Records drawn from a dataset

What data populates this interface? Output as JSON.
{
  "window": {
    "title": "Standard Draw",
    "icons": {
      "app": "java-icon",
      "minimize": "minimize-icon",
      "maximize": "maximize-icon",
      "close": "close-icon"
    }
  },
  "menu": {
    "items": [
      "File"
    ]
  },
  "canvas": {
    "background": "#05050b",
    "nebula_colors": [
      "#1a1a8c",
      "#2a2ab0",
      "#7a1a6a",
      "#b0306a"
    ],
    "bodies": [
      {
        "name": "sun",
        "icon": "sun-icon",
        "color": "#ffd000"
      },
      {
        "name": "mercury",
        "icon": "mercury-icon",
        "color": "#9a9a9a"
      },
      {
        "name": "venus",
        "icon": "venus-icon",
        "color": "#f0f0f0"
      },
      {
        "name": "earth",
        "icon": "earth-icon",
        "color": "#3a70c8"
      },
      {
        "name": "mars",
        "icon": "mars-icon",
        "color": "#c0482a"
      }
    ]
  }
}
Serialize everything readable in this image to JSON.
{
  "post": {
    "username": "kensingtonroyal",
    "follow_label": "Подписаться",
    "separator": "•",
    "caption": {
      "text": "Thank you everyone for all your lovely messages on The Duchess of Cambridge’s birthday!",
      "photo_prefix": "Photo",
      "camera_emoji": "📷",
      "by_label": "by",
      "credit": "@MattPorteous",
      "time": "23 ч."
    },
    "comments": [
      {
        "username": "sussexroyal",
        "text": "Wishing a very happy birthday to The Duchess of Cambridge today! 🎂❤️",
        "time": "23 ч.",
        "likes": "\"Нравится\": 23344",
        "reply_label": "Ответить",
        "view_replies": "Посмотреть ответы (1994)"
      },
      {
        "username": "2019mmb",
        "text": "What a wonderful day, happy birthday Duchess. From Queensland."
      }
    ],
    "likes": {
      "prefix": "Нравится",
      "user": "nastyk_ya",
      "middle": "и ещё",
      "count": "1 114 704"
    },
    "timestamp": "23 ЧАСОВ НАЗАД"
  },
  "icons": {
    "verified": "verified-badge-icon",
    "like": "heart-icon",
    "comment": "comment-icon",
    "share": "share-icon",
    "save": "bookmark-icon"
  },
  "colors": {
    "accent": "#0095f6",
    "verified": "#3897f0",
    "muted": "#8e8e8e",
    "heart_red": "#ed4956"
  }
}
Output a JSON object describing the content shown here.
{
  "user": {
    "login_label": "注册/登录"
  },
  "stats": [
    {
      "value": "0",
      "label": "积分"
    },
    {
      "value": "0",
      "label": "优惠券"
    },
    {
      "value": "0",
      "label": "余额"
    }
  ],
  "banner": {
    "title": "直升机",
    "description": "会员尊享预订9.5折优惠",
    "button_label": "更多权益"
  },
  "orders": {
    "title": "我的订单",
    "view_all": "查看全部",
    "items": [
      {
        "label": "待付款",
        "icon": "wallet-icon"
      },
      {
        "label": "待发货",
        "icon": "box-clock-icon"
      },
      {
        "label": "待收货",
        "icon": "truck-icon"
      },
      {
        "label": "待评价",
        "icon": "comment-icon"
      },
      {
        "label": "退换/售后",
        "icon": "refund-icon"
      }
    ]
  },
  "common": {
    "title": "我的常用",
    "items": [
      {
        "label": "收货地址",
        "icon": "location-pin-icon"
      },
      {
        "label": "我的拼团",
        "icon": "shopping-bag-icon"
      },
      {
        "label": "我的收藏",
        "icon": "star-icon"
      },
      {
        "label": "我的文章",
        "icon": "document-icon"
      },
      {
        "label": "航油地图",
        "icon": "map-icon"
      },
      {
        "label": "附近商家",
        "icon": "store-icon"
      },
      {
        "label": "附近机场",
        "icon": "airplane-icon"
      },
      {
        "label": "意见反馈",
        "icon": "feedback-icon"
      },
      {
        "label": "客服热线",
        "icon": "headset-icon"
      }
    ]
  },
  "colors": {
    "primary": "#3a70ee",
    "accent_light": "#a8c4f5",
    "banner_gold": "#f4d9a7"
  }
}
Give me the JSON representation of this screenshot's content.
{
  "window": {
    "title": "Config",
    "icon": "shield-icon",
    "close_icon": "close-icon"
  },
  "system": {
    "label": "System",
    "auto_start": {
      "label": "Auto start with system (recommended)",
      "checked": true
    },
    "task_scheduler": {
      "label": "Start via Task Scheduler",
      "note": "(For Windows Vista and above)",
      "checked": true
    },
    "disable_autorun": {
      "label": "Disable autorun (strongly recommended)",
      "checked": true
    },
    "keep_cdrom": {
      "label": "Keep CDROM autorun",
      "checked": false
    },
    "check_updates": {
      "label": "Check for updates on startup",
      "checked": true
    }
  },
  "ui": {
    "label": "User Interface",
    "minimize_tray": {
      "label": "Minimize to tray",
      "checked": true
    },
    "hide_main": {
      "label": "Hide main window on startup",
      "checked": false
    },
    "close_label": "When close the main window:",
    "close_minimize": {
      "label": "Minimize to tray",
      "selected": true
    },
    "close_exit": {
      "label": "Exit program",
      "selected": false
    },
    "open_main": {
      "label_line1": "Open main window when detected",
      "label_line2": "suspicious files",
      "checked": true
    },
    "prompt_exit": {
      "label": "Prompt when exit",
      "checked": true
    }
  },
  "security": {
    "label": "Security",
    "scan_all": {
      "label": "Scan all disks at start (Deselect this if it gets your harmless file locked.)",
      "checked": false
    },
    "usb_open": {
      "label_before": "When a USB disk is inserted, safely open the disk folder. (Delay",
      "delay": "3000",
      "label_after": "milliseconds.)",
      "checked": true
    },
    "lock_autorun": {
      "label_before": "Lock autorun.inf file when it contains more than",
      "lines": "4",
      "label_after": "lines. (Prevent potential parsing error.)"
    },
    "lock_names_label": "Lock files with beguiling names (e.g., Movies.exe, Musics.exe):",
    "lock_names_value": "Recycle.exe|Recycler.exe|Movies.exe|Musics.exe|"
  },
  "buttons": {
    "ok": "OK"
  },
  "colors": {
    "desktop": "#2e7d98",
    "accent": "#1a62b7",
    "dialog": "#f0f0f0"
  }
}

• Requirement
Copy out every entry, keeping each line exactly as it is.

• Your response
What data populates this interface? Output as JSON.
{
  "window": {
    "title": "Standard Draw",
    "icons": {
      "app": "java-icon",
      "minimize": "minimize-icon",
      "maximize": "maximize-icon",
      "close": "close-icon"
    }
  },
  "menu": {
    "items": [
      "File"
    ]
  },
  "canvas": {
    "background": "#05050b",
    "nebula_colors": [
      "#1a1a8c",
      "#2a2ab0",
      "#7a1a6a",
      "#b0306a"
    ],
    "bodies": [
      {
        "name": "sun",
        "icon": "sun-icon",
        "color": "#ffd000"
      },
      {
        "name": "mercury",
        "icon": "mercury-icon",
        "color": "#9a9a9a"
      },
      {
        "name": "venus",
        "icon": "venus-icon",
        "color": "#f0f0f0"
      },
      {
        "name": "earth",
        "icon": "earth-icon",
        "color": "#3a70c8"
      },
      {
        "name": "mars",
        "icon": "mars-icon",
        "color": "#c0482a"
      }
    ]
  }
}
Serialize everything readable in this image to JSON.
{
  "post": {
    "username": "kensingtonroyal",
    "follow_label": "Подписаться",
    "separator": "•",
    "caption": {
      "text": "Thank you everyone for all your lovely messages on The Duchess of Cambridge’s birthday!",
      "photo_prefix": "Photo",
      "camera_emoji": "📷",
      "by_label": "by",
      "credit": "@MattPorteous",
      "time": "23 ч."
    },
    "comments": [
      {
        "username": "sussexroyal",
        "text": "Wishing a very happy birthday to The Duchess of Cambridge today! 🎂❤️",
        "time": "23 ч.",
        "likes": "\"Нравится\": 23344",
        "reply_label": "Ответить",
        "view_replies": "Посмотреть ответы (1994)"
      },
      {
        "username": "2019mmb",
        "text": "What a wonderful day, happy birthday Duchess. From Queensland."
      }
    ],
    "likes": {
      "prefix": "Нравится",
      "user": "nastyk_ya",
      "middle": "и ещё",
      "count": "1 114 704"
    },
    "timestamp": "23 ЧАСОВ НАЗАД"
  },
  "icons": {
    "verified": "verified-badge-icon",
    "like": "heart-icon",
    "comment": "comment-icon",
    "share": "share-icon",
    "save": "bookmark-icon"
  },
  "colors": {
    "accent": "#0095f6",
    "verified": "#3897f0",
    "muted": "#8e8e8e",
    "heart_red": "#ed4956"
  }
}
Output a JSON object describing the content shown here.
{
  "user": {
    "login_label": "注册/登录"
  },
  "stats": [
    {
      "value": "0",
      "label": "积分"
    },
    {
      "value": "0",
      "label": "优惠券"
    },
    {
      "value": "0",
      "label": "余额"
    }
  ],
  "banner": {
    "title": "直升机",
    "description": "会员尊享预订9.5折优惠",
    "button_label": "更多权益"
  },
  "orders": {
    "title": "我的订单",
    "view_all": "查看全部",
    "items": [
      {
        "label": "待付款",
        "icon": "wallet-icon"
      },
      {
        "label": "待发货",
        "icon": "box-clock-icon"
      },
      {
        "label": "待收货",
        "icon": "truck-icon"
      },
      {
        "label": "待评价",
        "icon": "comment-icon"
      },
      {
        "label": "退换/售后",
        "icon": "refund-icon"
      }
    ]
  },
  "common": {
    "title": "我的常用",
    "items": [
      {
        "label": "收货地址",
        "icon": "location-pin-icon"
      },
      {
        "label": "我的拼团",
        "icon": "shopping-bag-icon"
      },
      {
        "label": "我的收藏",
        "icon": "star-icon"
      },
      {
        "label": "我的文章",
        "icon": "document-icon"
      },
      {
        "label": "航油地图",
        "icon": "map-icon"
      },
      {
        "label": "附近商家",
        "icon": "store-icon"
      },
      {
        "label": "附近机场",
        "icon": "airplane-icon"
      },
      {
        "label": "意见反馈",
        "icon": "feedback-icon"
      },
      {
        "label": "客服热线",
        "icon": "headset-icon"
      }
    ]
  },
  "colors": {
    "primary": "#3a70ee",
    "accent_light": "#a8c4f5",
    "banner_gold": "#f4d9a7"
  }
}
Give me the JSON representation of this screenshot's content.
{
  "window": {
    "title": "Config",
    "icon": "shield-icon",
    "close_icon": "close-icon"
  },
  "system": {
    "label": "System",
    "auto_start": {
      "label": "Auto start with system (recommended)",
      "checked": true
    },
    "task_scheduler": {
      "label": "Start via Task Scheduler",
      "note": "(For Windows Vista and above)",
      "checked": true
    },
    "disable_autorun": {
      "label": "Disable autorun (strongly recommended)",
      "checked": true
    },
    "keep_cdrom": {
      "label": "Keep CDROM autorun",
      "checked": false
    },
    "check_updates": {
      "label": "Check for updates on startup",
      "checked": true
    }
  },
  "ui": {
    "label": "User Interface",
    "minimize_tray": {
      "label": "Minimize to tray",
      "checked": true
    },
    "hide_main": {
      "label": "Hide main window on startup",
      "checked": false
    },
    "close_label": "When close the main window:",
    "close_minimize": {
      "label": "Minimize to tray",
      "selected": true
    },
    "close_exit": {
      "label": "Exit program",
      "selected": false
    },
    "open_main": {
      "label_line1": "Open main window when detected",
      "label_line2": "suspicious files",
      "checked": true
    },
    "prompt_exit": {
      "label": "Prompt when exit",
      "checked": true
    }
  },
  "security": {
    "label": "Security",
    "scan_all": {
      "label": "Scan all disks at start (Deselect this if it gets your harmless file locked.)",
      "checked": false
    },
    "usb_open": {
      "label_before": "When a USB disk is inserted, safely open the disk folder. (Delay",
      "delay": "3000",
      "label_after": "milliseconds.)",
      "checked": true
    },
    "lock_autorun": {
      "label_before": "Lock autorun.inf file when it contains more than",
      "lines": "4",
      "label_after": "lines. (Prevent potential parsing error.)"
    },
    "lock_names_label": "Lock files with beguiling names (e.g., Movies.exe, Musics.exe):",
    "lock_names_value": "Recycle.exe|Recycler.exe|Movies.exe|Musics.exe|"
  },
  "buttons": {
    "ok": "OK"
  },
  "colors": {
    "desktop": "#2e7d98",
    "accent": "#1a62b7",
    "dialog": "#f0f0f0"
  }
}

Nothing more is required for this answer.